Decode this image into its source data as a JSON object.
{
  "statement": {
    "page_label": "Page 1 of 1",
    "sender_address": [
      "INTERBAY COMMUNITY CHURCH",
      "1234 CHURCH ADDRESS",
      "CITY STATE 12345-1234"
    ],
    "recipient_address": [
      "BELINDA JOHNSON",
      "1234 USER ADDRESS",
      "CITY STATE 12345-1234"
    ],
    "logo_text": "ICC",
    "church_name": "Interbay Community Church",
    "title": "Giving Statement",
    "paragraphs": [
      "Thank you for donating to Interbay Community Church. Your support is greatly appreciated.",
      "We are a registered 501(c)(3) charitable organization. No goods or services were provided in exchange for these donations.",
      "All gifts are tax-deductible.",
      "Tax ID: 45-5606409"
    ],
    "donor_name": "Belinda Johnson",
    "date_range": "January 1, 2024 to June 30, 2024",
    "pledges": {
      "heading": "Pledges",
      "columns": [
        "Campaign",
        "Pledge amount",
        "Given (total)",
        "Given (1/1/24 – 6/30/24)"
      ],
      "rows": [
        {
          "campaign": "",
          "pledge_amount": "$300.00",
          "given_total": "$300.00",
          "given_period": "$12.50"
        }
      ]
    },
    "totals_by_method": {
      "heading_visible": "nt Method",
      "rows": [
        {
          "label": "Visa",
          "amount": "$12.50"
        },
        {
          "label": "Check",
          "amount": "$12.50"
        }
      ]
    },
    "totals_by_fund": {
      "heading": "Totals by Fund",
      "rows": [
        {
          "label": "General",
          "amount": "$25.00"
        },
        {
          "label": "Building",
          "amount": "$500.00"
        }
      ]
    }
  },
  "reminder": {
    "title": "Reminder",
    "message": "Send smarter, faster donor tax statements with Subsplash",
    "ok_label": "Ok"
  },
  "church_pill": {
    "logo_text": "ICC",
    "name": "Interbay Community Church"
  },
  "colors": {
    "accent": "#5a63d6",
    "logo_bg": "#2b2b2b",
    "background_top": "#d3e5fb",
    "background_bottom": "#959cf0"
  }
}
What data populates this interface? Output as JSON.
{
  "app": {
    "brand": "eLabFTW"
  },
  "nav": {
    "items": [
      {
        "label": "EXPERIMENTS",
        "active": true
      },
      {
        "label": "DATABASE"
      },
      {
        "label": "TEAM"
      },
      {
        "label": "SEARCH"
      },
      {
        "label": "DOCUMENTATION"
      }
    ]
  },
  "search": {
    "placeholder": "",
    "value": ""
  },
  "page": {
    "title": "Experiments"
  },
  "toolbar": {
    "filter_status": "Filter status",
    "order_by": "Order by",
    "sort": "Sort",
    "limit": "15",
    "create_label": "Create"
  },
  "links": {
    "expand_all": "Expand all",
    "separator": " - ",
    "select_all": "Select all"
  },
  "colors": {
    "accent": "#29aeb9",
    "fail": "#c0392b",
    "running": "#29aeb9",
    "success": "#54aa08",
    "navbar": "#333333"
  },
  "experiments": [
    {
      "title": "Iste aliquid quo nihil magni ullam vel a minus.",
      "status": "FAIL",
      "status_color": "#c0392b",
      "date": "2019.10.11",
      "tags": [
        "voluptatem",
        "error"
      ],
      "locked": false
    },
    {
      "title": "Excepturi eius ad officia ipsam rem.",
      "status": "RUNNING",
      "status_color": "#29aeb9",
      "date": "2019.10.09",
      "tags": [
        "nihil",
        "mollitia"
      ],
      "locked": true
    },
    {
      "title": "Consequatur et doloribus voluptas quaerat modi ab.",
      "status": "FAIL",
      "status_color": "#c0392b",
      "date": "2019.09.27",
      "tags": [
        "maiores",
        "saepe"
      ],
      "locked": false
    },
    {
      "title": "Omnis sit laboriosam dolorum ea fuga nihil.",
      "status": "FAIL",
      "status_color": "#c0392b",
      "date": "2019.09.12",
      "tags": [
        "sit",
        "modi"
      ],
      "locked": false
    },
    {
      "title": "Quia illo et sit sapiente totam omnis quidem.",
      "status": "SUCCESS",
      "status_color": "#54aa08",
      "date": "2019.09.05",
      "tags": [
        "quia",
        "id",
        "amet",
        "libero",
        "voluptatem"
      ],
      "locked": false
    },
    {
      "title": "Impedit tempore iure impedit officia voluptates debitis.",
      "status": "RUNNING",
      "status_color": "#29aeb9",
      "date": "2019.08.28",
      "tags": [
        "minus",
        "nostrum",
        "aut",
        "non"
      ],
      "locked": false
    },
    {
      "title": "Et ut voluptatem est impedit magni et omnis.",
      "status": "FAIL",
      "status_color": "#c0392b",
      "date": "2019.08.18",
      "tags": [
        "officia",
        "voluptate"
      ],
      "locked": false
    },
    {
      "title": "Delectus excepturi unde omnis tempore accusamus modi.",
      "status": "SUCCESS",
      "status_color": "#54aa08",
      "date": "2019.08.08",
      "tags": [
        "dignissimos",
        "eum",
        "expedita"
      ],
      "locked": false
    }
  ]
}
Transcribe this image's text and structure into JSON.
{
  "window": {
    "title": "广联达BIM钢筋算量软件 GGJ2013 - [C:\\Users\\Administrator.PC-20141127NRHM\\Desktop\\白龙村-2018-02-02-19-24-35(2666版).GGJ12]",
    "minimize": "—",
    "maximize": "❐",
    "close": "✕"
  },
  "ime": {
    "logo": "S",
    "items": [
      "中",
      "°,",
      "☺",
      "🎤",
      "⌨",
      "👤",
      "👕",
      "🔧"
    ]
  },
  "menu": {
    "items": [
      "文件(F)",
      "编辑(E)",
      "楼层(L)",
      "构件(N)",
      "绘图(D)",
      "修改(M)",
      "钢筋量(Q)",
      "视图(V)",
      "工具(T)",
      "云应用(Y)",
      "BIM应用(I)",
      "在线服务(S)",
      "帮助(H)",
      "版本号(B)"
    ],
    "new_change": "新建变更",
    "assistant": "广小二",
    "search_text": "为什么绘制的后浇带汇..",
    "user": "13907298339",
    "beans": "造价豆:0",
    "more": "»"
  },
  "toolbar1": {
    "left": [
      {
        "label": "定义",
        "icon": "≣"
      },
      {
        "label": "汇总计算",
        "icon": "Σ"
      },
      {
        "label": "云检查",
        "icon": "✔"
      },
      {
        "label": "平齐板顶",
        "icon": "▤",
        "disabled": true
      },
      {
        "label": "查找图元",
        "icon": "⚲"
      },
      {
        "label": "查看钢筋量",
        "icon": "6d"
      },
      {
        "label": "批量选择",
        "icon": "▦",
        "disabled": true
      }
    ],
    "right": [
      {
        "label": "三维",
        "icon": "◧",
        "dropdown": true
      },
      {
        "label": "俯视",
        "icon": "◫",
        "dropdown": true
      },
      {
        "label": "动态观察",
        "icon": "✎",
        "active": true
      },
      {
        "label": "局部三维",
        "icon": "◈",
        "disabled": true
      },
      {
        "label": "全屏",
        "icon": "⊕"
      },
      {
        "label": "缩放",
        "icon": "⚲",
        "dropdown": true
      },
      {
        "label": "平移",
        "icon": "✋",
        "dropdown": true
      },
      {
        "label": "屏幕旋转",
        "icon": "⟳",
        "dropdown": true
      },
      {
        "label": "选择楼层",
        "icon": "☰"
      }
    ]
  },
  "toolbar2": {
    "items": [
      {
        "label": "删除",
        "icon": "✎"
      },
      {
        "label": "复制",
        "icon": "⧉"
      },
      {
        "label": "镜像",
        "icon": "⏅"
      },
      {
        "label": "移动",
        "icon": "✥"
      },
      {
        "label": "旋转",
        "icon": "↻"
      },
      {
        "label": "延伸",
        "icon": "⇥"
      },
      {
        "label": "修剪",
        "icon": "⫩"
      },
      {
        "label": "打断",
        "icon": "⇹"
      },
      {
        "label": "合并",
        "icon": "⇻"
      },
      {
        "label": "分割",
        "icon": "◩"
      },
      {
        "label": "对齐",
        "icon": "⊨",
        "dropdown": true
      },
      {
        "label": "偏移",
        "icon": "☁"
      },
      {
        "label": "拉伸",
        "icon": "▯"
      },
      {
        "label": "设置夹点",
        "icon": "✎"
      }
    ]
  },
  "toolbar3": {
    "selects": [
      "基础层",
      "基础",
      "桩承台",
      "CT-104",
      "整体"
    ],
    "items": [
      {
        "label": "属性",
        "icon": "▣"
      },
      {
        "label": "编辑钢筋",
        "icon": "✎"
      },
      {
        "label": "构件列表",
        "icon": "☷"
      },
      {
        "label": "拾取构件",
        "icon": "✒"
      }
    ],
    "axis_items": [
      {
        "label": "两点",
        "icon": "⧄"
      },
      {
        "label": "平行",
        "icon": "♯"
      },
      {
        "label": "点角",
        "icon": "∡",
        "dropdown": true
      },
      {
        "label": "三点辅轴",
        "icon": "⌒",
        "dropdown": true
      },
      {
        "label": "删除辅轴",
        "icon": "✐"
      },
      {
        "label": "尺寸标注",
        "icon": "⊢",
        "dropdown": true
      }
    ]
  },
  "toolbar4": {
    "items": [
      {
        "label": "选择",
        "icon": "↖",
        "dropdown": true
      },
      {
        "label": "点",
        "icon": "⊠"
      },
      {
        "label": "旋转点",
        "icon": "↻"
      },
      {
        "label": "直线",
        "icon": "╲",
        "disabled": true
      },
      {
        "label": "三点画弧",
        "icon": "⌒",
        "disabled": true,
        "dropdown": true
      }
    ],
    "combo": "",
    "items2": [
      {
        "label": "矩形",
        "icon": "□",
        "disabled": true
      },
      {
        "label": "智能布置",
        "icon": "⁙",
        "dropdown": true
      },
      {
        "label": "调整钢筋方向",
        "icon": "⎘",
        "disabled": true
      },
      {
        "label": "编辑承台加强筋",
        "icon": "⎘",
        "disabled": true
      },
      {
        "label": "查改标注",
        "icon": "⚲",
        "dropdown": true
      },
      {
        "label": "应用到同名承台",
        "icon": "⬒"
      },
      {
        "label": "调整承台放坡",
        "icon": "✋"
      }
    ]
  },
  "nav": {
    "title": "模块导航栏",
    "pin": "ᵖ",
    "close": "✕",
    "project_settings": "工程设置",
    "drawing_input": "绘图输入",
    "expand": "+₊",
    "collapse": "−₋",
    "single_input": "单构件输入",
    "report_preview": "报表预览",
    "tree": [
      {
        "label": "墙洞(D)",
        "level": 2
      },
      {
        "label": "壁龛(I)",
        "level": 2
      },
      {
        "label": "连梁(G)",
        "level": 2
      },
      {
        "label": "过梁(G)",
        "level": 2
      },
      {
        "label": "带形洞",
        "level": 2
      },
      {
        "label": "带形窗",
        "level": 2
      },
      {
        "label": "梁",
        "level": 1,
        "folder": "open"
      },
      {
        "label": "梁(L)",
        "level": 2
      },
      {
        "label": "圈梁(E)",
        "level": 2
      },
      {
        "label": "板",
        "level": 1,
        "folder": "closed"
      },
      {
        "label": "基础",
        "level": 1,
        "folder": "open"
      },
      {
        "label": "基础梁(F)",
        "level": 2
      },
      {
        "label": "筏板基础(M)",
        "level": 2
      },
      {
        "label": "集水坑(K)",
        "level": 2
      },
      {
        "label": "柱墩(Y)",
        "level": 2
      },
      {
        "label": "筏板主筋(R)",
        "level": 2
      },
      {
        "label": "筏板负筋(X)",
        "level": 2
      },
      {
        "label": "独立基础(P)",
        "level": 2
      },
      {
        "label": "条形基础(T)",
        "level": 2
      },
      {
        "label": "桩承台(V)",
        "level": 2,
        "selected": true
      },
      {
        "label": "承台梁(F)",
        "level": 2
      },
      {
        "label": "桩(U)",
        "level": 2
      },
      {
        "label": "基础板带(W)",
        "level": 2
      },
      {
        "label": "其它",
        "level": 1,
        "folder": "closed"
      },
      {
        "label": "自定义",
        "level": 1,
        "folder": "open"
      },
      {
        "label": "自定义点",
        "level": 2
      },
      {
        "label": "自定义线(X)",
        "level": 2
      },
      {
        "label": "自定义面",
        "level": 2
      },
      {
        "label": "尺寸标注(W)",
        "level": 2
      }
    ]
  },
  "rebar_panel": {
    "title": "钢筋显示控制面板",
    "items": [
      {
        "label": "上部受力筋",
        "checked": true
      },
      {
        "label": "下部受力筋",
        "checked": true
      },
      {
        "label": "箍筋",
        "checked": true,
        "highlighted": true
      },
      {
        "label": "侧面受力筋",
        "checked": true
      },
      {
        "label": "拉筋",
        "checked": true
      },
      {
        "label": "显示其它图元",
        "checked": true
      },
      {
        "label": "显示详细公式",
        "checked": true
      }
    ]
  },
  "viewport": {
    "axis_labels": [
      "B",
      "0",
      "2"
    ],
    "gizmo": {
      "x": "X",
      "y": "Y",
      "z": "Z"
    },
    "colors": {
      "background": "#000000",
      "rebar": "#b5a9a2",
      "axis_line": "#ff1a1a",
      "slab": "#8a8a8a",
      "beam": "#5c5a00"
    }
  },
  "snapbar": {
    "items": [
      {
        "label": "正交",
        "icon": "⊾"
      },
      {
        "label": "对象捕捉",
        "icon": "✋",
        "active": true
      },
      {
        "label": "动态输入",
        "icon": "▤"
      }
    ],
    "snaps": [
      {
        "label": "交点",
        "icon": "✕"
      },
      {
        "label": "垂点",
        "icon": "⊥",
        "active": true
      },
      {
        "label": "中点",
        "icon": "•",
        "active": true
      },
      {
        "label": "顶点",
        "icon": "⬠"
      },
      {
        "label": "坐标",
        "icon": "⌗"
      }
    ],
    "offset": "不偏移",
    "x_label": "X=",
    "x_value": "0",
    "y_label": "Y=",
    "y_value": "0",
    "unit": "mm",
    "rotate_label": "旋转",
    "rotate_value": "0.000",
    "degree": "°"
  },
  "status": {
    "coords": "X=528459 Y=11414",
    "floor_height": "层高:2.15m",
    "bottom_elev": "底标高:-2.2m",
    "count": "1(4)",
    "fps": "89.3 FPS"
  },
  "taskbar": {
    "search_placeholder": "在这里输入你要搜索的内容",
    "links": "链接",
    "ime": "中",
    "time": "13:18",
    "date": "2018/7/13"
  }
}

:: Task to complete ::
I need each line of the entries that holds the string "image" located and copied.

:: Solution for this task ::
Decode this image into its source data as a JSON object.
Transcribe this image's text and structure into JSON.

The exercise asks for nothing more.